The microbial world presents one of the largest challenges to modern medicine in the 21st century in the form of novel, untreatable pathogens. Bacteriophages, the viruses that infect bacteria, are a major driver of this challenge. In particular, bacteriophages mediate the exchange of novel genetic materials (a process known as horizontal gene transfer, or HGT) between bacteria, transforming otherwise benign bacteria into human pathogens and driving the rapid emergence of pathogens resistant to existing treatments. Accordingly, there is a critical need to elucidate when, where, and how phage-mediated HGT occurs. One critical aspect of phage-mediated HGT is lysogenization, the process by which phage DNA is integrated into the host bacterium's genome. Which bacterial cells are capable of being lysogenized and how the process of lysogenization is coupled to the physiology of the host bacterial cell are key questions in phage biology that remain unanswered. Recent technological advances in computer vision and single-cell imaging along with our lab's existing expertise in bacterial physiology enable us to interrogate this model system with unprecedented precision and find concrete answers to these long standing questions. We therefore propose to study these questions using E. coli and phage lambda as our initial model system. Our guiding hypothesis is that the physiology of the host bacterial cells plays a critical role in the occurrence of lysogeny. Interrogating this problem of bacteria-phage interactions requires a systems level view of bacterial physiology and detailed dynamic measurements of lysogeny development. The goal of this proposal is to develop a system capable of measuring the activities of viral transcription factors, host proteins, and infection outcomes simultaneously in single cells. The analysis and interpretation of these data will lead to the discovery of novel host-virus interactions underlying lysogenic development and ultimately identify molecular targets that can be exploited to suppress phage-mediated horizontal gene transfer.

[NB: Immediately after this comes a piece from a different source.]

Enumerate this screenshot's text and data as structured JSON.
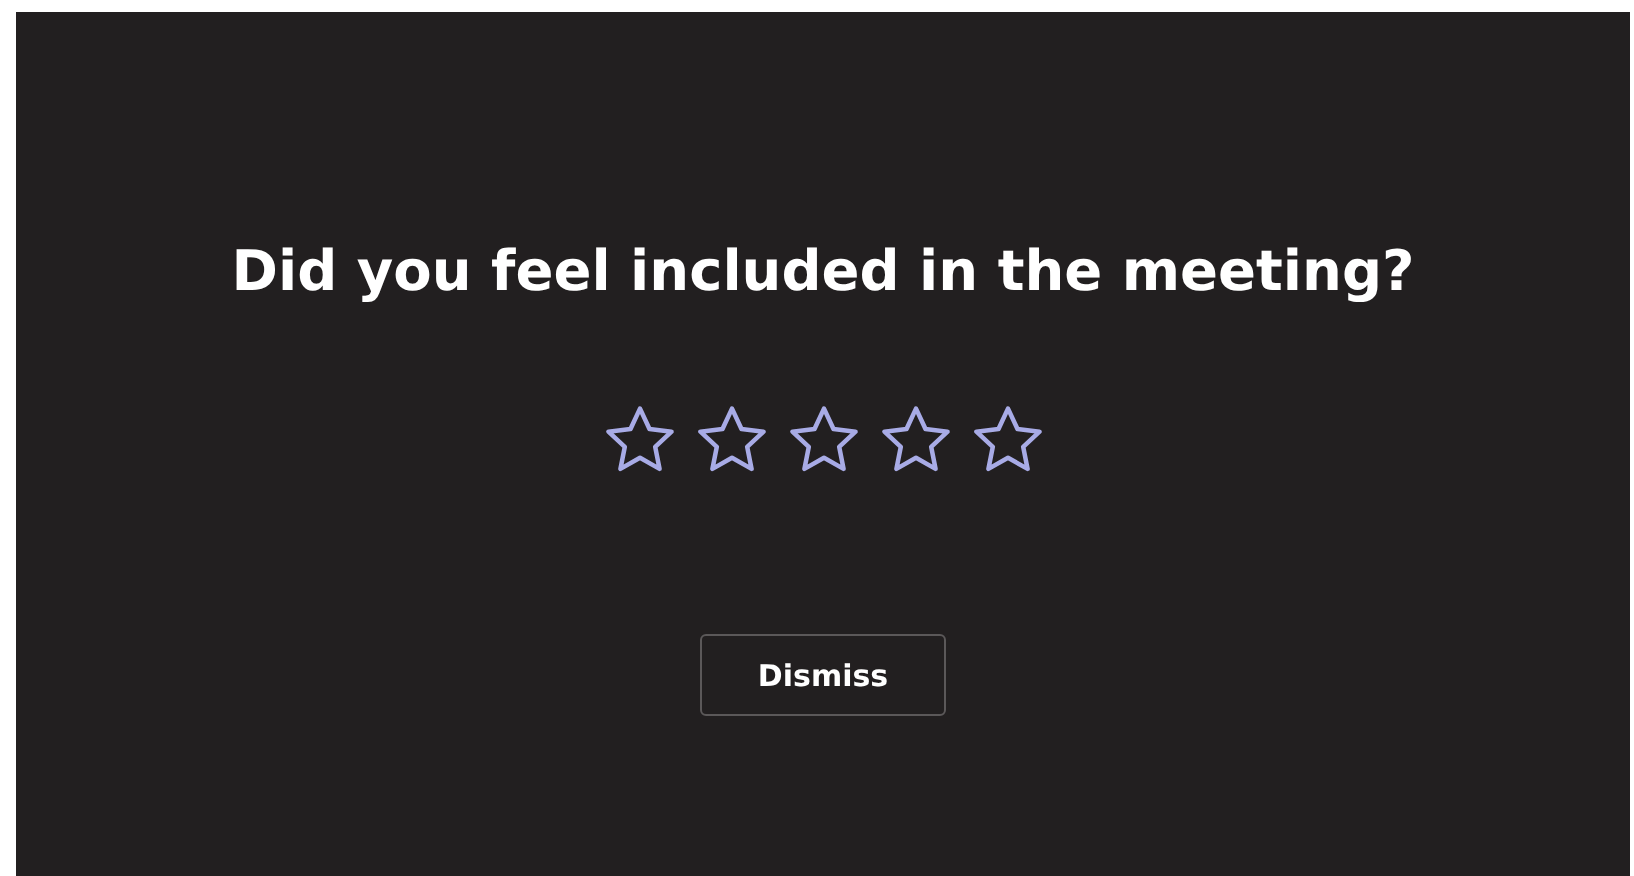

Bacteriophages mediate horizontal gene transfer (HGT), the exchange of novel genetic materials between bacteria, transforming otherwise benign bacteria into human pathogens and driving the rapid emergence of pathogens resistant to existing treatments. Accordingly, there is a critical need to elucidate when, where, and how phage-mediated HGT occurs. Our proposal focuses on using novel technologies to answer these questions for bacteriophage lambda and its host, E. coli.
|Van Valen, David A; Kudo, Takamasa; Lane, Keara M et al. (2016) Deep Learning Automates the Quantitative Analysis of Individual Cells in Live-Cell Imaging Experiments. PLoS Comput Biol 12:e1005177|